The non-hipster-mum-on-a-budget guide to Byron Bay

I’ve lived in ‘the Bay’ for about 15 years. That means I’m nowhere close to being a local… never really will be, but my kids are born and bred (they’ll just have to cop their mum being called a ‘blow-in’ – yawn).

I love it here, but have to deal with almost daily slandering of the place from colleagues and family who live in surrounding towns.

One relo called it ‘Nimbin by the sea’ at Christmas lunch… but I wasn’t sure if he meant it as a criticism or compliment, because the dude was actually from Nimbin himself.

I get why some people loathe it – it’s expensive, it’s busy, it’s a bit of a scene… but it’s not all of those things all of the time.Read More


Someone has to do it…

I was at a party the other night, speaking to a school teacher (as you do when you’re a children’s author and have been visiting a lot of schools), when her husband walked past.

She grabbed his forearm and nodded in my direction.

“—, you should meet Sam,” she said. “She writes children’s books.”

The man, without making eye contact, shrugged his shoulders and said: “Someone has to, I s’pose.”Read More

Penny Pollard's Diary

Books that lit up my world as a kid

Happy Children’s Book Week!

The theme for this year’s event is Books Light Up Our World… which got me thinking, what were the books that lit up my world as a kid?

In no particular order, here are the books that I loved as a child and will cherish forever:Read More


Take me back to Somerset!

It’s Day 120 since my maternity leave finished and I returned to my job as a journalist.

It’s Day 46 since The Anti-Princess Club hit shelves.

And it’s Day 26 since the Somerset Celebration of Literature.Read More
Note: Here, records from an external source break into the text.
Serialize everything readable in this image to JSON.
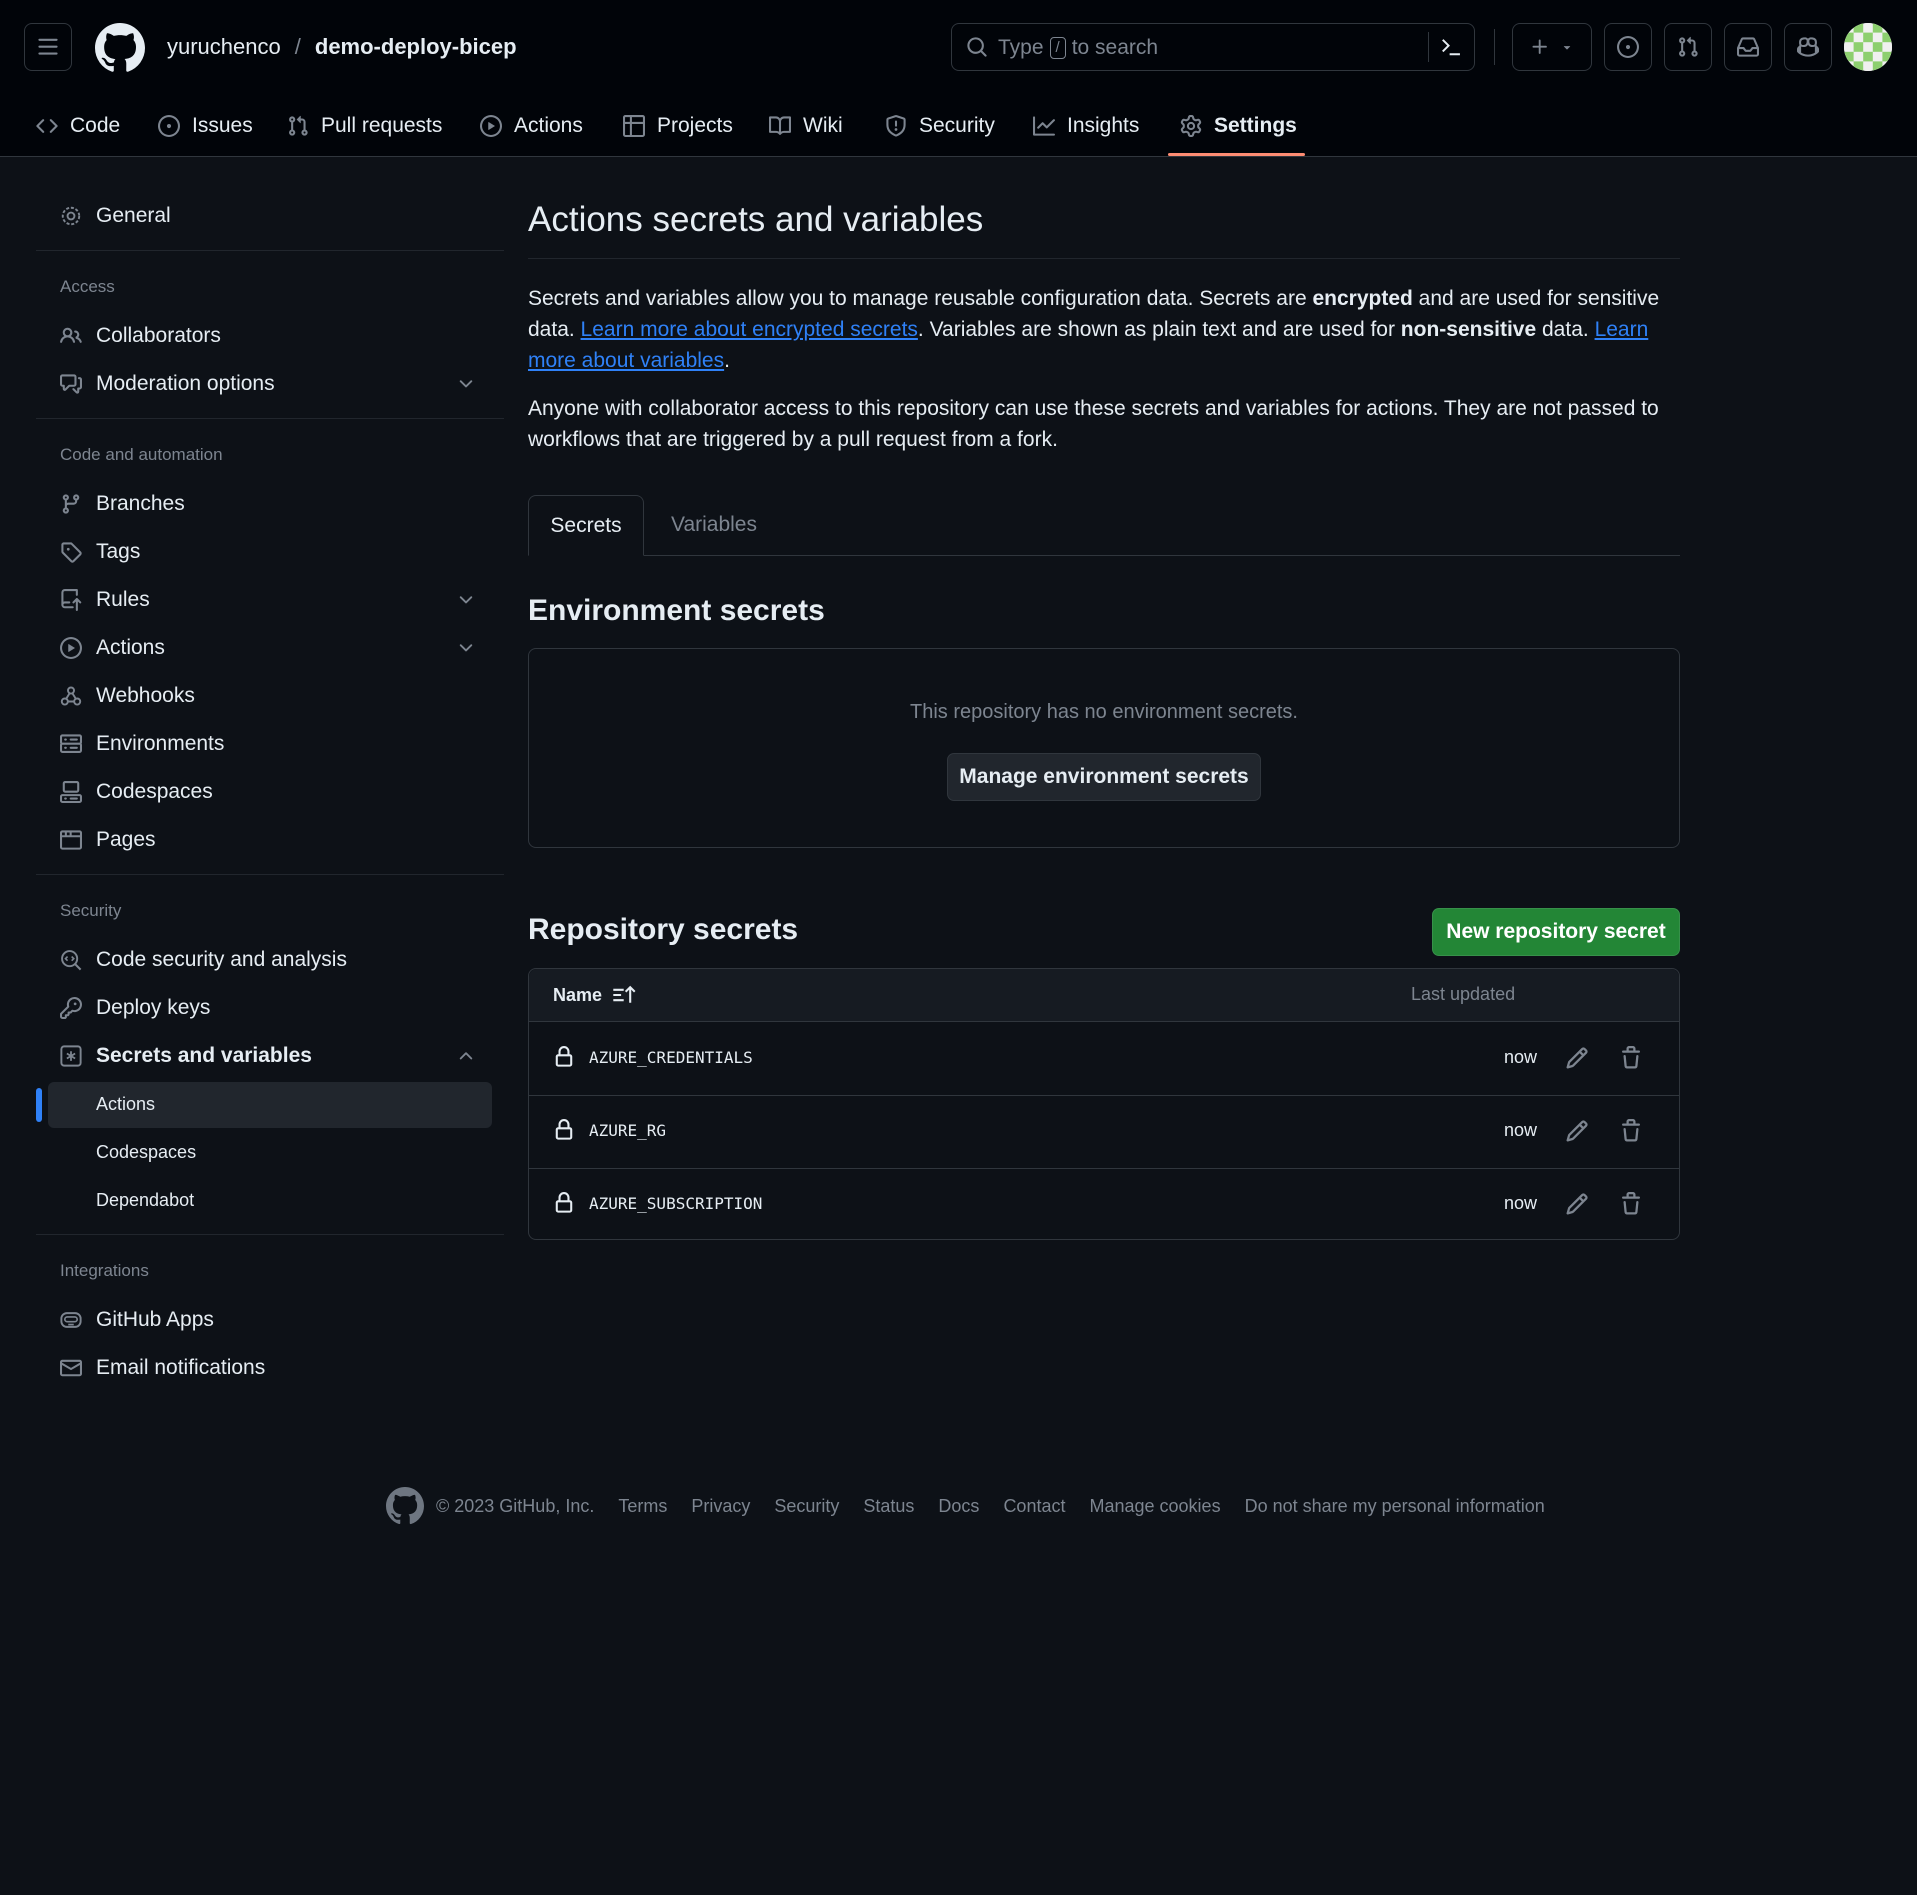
{
  "header": {
    "owner": "yuruchenco",
    "separator": "/",
    "repo": "demo-deploy-bicep",
    "search": {
      "before": "Type",
      "key": "/",
      "after": "to search"
    }
  },
  "repo_tabs": [
    {
      "label": "Code",
      "icon": "code-icon"
    },
    {
      "label": "Issues",
      "icon": "issue-icon"
    },
    {
      "label": "Pull requests",
      "icon": "pull-request-icon"
    },
    {
      "label": "Actions",
      "icon": "play-icon"
    },
    {
      "label": "Projects",
      "icon": "table-icon"
    },
    {
      "label": "Wiki",
      "icon": "book-icon"
    },
    {
      "label": "Security",
      "icon": "shield-icon"
    },
    {
      "label": "Insights",
      "icon": "graph-icon"
    },
    {
      "label": "Settings",
      "icon": "gear-icon",
      "active": true
    }
  ],
  "sidebar": {
    "general": "General",
    "access_heading": "Access",
    "collaborators": "Collaborators",
    "moderation": "Moderation options",
    "code_heading": "Code and automation",
    "branches": "Branches",
    "tags": "Tags",
    "rules": "Rules",
    "actions": "Actions",
    "webhooks": "Webhooks",
    "environments": "Environments",
    "codespaces": "Codespaces",
    "pages": "Pages",
    "security_heading": "Security",
    "code_security": "Code security and analysis",
    "deploy_keys": "Deploy keys",
    "secrets": "Secrets and variables",
    "secrets_sub": [
      "Actions",
      "Codespaces",
      "Dependabot"
    ],
    "integrations_heading": "Integrations",
    "github_apps": "GitHub Apps",
    "email_notifications": "Email notifications"
  },
  "main": {
    "title": "Actions secrets and variables",
    "intro": {
      "t1": "Secrets and variables allow you to manage reusable configuration data. Secrets are ",
      "b1": "encrypted",
      "t2": " and are used for sensitive data. ",
      "link1": "Learn more about encrypted secrets",
      "t3": ". Variables are shown as plain text and are used for ",
      "b2": "non-sensitive",
      "t4": " data. ",
      "link2": "Learn more about variables",
      "t5": "."
    },
    "notice": "Anyone with collaborator access to this repository can use these secrets and variables for actions. They are not passed to workflows that are triggered by a pull request from a fork.",
    "tabs": [
      "Secrets",
      "Variables"
    ],
    "env_heading": "Environment secrets",
    "env_empty": "This repository has no environment secrets.",
    "env_button": "Manage environment secrets",
    "repo_heading": "Repository secrets",
    "new_button": "New repository secret",
    "table": {
      "col_name": "Name",
      "col_updated": "Last updated",
      "rows": [
        {
          "name": "AZURE_CREDENTIALS",
          "updated": "now"
        },
        {
          "name": "AZURE_RG",
          "updated": "now"
        },
        {
          "name": "AZURE_SUBSCRIPTION",
          "updated": "now"
        }
      ]
    }
  },
  "footer": {
    "copyright": "© 2023 GitHub, Inc.",
    "links": [
      "Terms",
      "Privacy",
      "Security",
      "Status",
      "Docs",
      "Contact",
      "Manage cookies",
      "Do not share my personal information"
    ]
  },
  "colors": {
    "background": "#0d1117",
    "header": "#010409",
    "accent_link": "#2f81f7",
    "primary_button": "#238636",
    "active_tab_underline": "#fd8c73"
  }
}
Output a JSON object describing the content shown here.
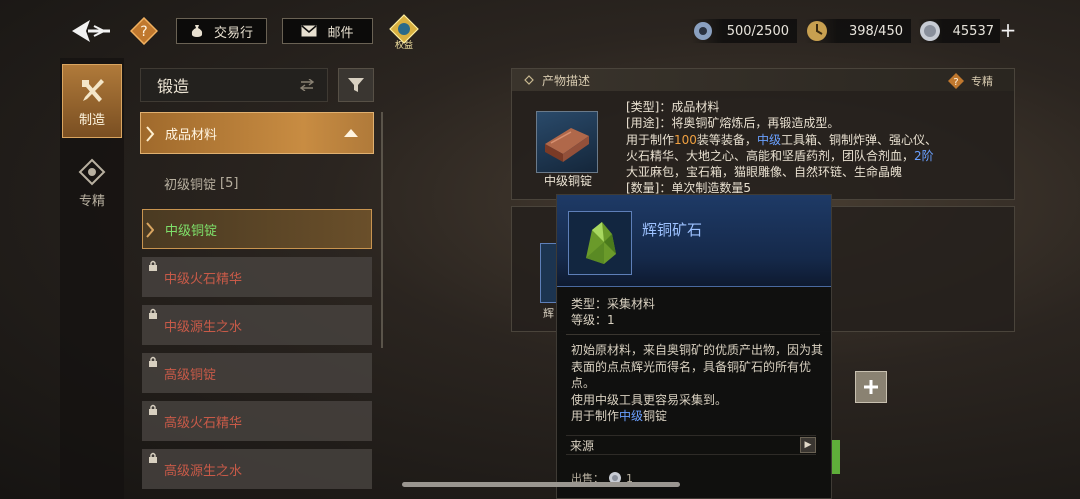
{
  "topbar": {
    "help_label": "?",
    "trade_button": "交易行",
    "mail_button": "邮件",
    "rights_label": "权益",
    "resources": [
      {
        "icon": "gear-icon",
        "value": "500/2500"
      },
      {
        "icon": "stamina-icon",
        "value": "398/450"
      },
      {
        "icon": "silver-coin-icon",
        "value": "45537"
      }
    ],
    "add_symbol": "+"
  },
  "rail": {
    "items": [
      {
        "label": "制造",
        "icon": "hammer-icon",
        "active": true
      },
      {
        "label": "专精",
        "icon": "specialty-icon",
        "active": false
      }
    ]
  },
  "category": {
    "selected": "锻造"
  },
  "list": {
    "header": "成品材料",
    "items": [
      {
        "label": "初级铜锭",
        "count": "[5]",
        "state": "plain"
      },
      {
        "label": "中级铜锭",
        "count": "",
        "state": "selected"
      },
      {
        "label": "中级火石精华",
        "count": "",
        "state": "locked"
      },
      {
        "label": "中级源生之水",
        "count": "",
        "state": "locked"
      },
      {
        "label": "高级铜锭",
        "count": "",
        "state": "locked"
      },
      {
        "label": "高级火石精华",
        "count": "",
        "state": "locked"
      },
      {
        "label": "高级源生之水",
        "count": "",
        "state": "locked"
      }
    ]
  },
  "description": {
    "header": "产物描述",
    "exclusive_label": "专精",
    "item_name": "中级铜锭",
    "type_line": "[类型]：成品材料",
    "use_line": "[用途]：将奥铜矿熔炼后，再锻造成型。",
    "line3_pre": "用于制作",
    "line3_num": "100",
    "line3_mid": "装等装备，",
    "line3_hl": "中级",
    "line3_post": "工具箱、铜制炸弹、强心仪、",
    "line4_pre": "火石精华、大地之心、高能和坚盾药剂，团队合剂血，",
    "line4_hl": "2阶",
    "line5": "大亚麻包，宝石箱，猫眼雕像、自然环链、生命晶魄",
    "qty_line": "[数量]：单次制造数量5"
  },
  "material_panel": {
    "item_label_partial": "辉"
  },
  "tooltip": {
    "title": "辉铜矿石",
    "type_line": "类型：采集材料",
    "level_line": "等级：1",
    "desc": "初始原材料，来自奥铜矿的优质产出物，因为其表面的点点辉光而得名，具备铜矿石的所有优点。",
    "desc2": "使用中级工具更容易采集到。",
    "use_pre": "用于制作",
    "use_hl": "中级",
    "use_post": "铜锭",
    "source_label": "来源",
    "sell_label": "出售：",
    "sell_value": "1"
  },
  "colors": {
    "accent_gold": "#c88c42",
    "selected_green": "#7ee06a",
    "locked_red": "#c85a48",
    "highlight_blue": "#6aa0ff",
    "highlight_orange": "#f0a040"
  }
}
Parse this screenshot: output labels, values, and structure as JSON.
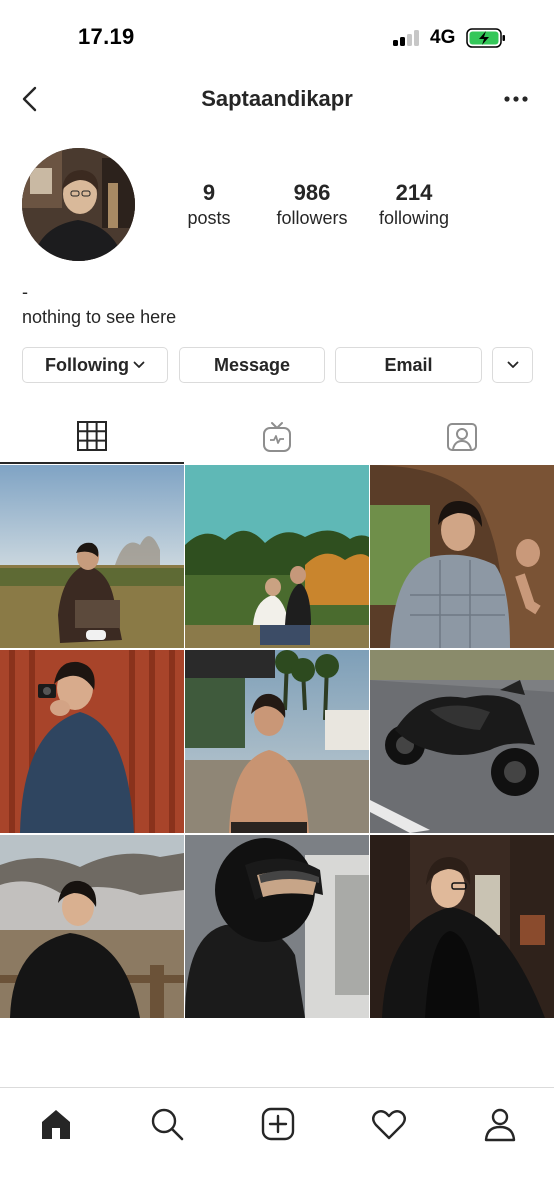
{
  "status_bar": {
    "time": "17.19",
    "network": "4G",
    "icons": [
      "signal-icon",
      "battery-charging-icon"
    ]
  },
  "header": {
    "username": "Saptaandikapr",
    "icons": [
      "back-chevron-icon",
      "more-options-icon"
    ]
  },
  "profile": {
    "stats": [
      {
        "value": "9",
        "label": "posts"
      },
      {
        "value": "986",
        "label": "followers"
      },
      {
        "value": "214",
        "label": "following"
      }
    ],
    "bio_line1": "-",
    "bio_line2": "nothing to see here"
  },
  "actions": {
    "following": "Following",
    "message": "Message",
    "email": "Email"
  },
  "tabs": [
    {
      "icon": "grid-icon",
      "active": true
    },
    {
      "icon": "igtv-icon",
      "active": false
    },
    {
      "icon": "tagged-icon",
      "active": false
    }
  ],
  "posts_count": 9,
  "bottom_nav": [
    "home-icon",
    "search-icon",
    "new-post-icon",
    "activity-heart-icon",
    "profile-icon"
  ],
  "colors": {
    "text": "#262626",
    "border": "#dbdbdb",
    "battery_fill": "#34c759"
  }
}
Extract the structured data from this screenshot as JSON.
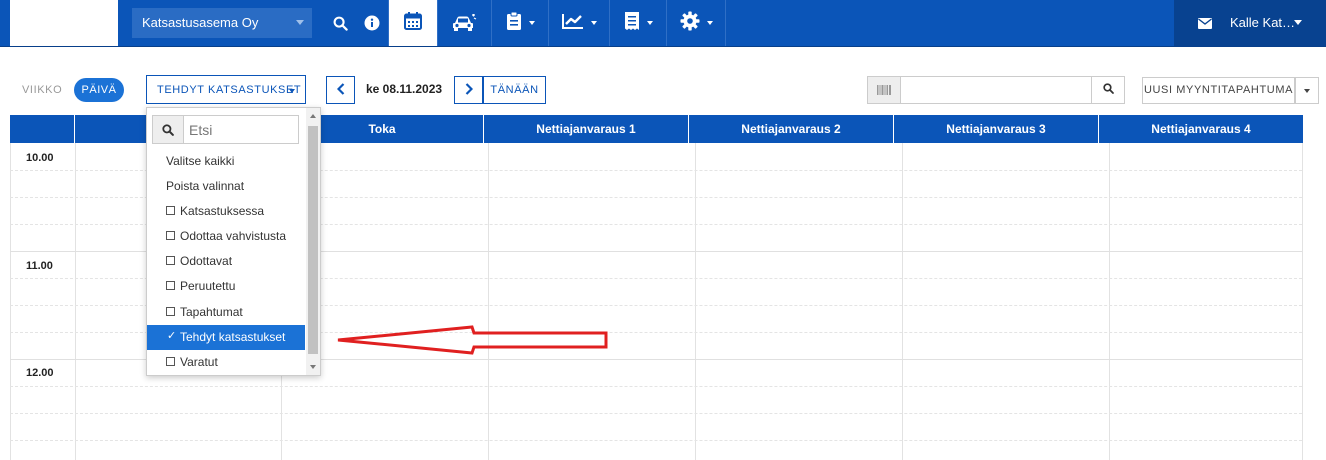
{
  "topbar": {
    "station": "Katsastusasema Oy",
    "user": "Kalle Kat…",
    "icons": [
      "search-icon",
      "info-icon",
      "calendar-icon",
      "car-icon",
      "clipboard-icon",
      "chart-icon",
      "receipt-icon",
      "gear-icon",
      "envelope-icon"
    ]
  },
  "toolbar": {
    "week": "VIIKKO",
    "day": "PÄIVÄ",
    "filter": "TEHDYT KATSASTUKSET",
    "date": "ke 08.11.2023",
    "today": "TÄNÄÄN",
    "search_placeholder": "",
    "new_sale": "UUSI MYYNTITAPAHTUMA"
  },
  "calendar": {
    "columns": [
      "",
      "",
      "Toka",
      "Nettiajanvaraus 1",
      "Nettiajanvaraus 2",
      "Nettiajanvaraus 3",
      "Nettiajanvaraus 4"
    ],
    "times": [
      "10.00",
      "11.00",
      "12.00"
    ]
  },
  "dropdown": {
    "search_placeholder": "Etsi",
    "select_all": "Valitse kaikki",
    "clear_all": "Poista valinnat",
    "options": [
      {
        "label": "Katsastuksessa",
        "checked": false
      },
      {
        "label": "Odottaa vahvistusta",
        "checked": false
      },
      {
        "label": "Odottavat",
        "checked": false
      },
      {
        "label": "Peruutettu",
        "checked": false
      },
      {
        "label": "Tapahtumat",
        "checked": false
      },
      {
        "label": "Tehdyt katsastukset",
        "checked": true
      },
      {
        "label": "Varatut",
        "checked": false
      }
    ]
  },
  "annotation": {
    "arrow_color": "#e02020"
  },
  "colors": {
    "brand": "#0b55b8",
    "accent": "#1b72d6"
  }
}
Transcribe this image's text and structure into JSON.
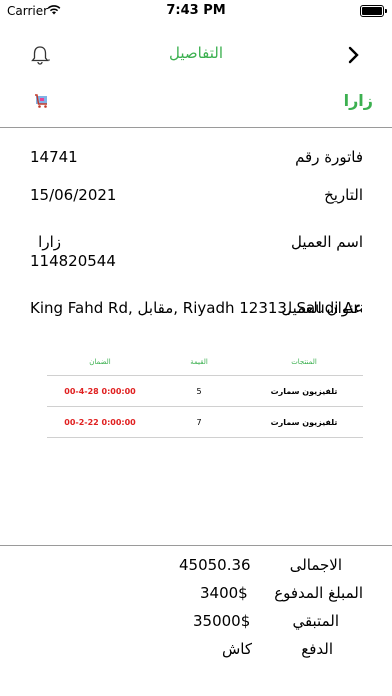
{
  "status_bar": {
    "carrier": "Carrier",
    "time": "7:43 PM"
  },
  "nav": {
    "title": "التفاصيل"
  },
  "store": {
    "name": "زارا"
  },
  "invoice": {
    "number_label": "فاتورة رقم",
    "number_value": "14741",
    "date_label": "التاريخ",
    "date_value": "15/06/2021",
    "customer_label": "اسم العميل",
    "customer_name": "زارا",
    "customer_phone": "114820544",
    "address_label": "عنوان العميل",
    "address_value": "King Fahd Rd, مقابل, Riyadh 12313, Saudi Arabia"
  },
  "table": {
    "headers": {
      "product": "المنتجات",
      "value": "القيمة",
      "warranty": "الضمان"
    },
    "rows": [
      {
        "product": "تلفيزيون سمارت",
        "value": "5",
        "warranty": "00-4-28 0:00:00"
      },
      {
        "product": "تلفيزيون سمارت",
        "value": "7",
        "warranty": "00-2-22 0:00:00"
      }
    ]
  },
  "totals": {
    "total_label": "الاجمالى",
    "total_value": "45050.36",
    "paid_label": "المبلغ المدفوع",
    "paid_value": "3400$",
    "remaining_label": "المتبقي",
    "remaining_value": "35000$",
    "payment_label": "الدفع",
    "payment_value": "كاش"
  },
  "colors": {
    "accent": "#3cb050",
    "warranty": "#e02020",
    "divider": "#9a9a9a"
  },
  "icons": {
    "bell": "bell-icon",
    "back": "chevron-right-icon",
    "cart": "shopping-cart-icon",
    "wifi": "wifi-icon",
    "battery": "battery-icon"
  }
}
The Anti-Princess Club

The Anti-Princess Club books

The moment has come.

I’ve been given the all clear to finally let you in on the titles, covers and brief synopses of my books (due for release with Allen & Unwin in March)… drumroll please…

The series is called…Read More


It’s never too early to read

It seemed silly, but on the day my daughter was born I read to her.As she gurgled away in the hospital bassinet, I read aloud Mem Fox’s Ten Little Fingers and Ten Little Toes.

It was Fox herself whose advice was ringing through my head as I read to my hours-old baby.

“I beg you all to read superb books aloud to your children! Begin on the day they are born. I am very serious about this: at least three stories and five nursery rhymes a day, if not more, and not only at bedtime, either.” – Mem Fox.

Fox has a book called Reading Magic that talks all about the impact reading aloud to children has on their emotional and intellectual development.

Read it yourself and you’ll realise why I risked sounding like a crazy person reading to my newborn in the middle of the night in the maternity ward.

My daughter is now three-and-a-half and loves books.

We’ve moved on from picture books to easy readers designed for primary school-aged children (truth be told, I think she likes the lengthier stories because they prolong bedtime).

It’s not so much about education for us (although that’s a fortunate side effect). It’s about bonding.

In an era where screens suck so much of our attention, reading a ‘real’ book is an activity that forces you to cuddle, talk and connect.

My greatest joy now comes from seeing my daughter reading to her 10-month-old brother.

And I can hardly wait for the day my children will be reading novels written by their own mother.

A few months ago I was asked to write this piece for a local newspaper but it never ran, so I thought I’d publish it here so it wasn’t wasted.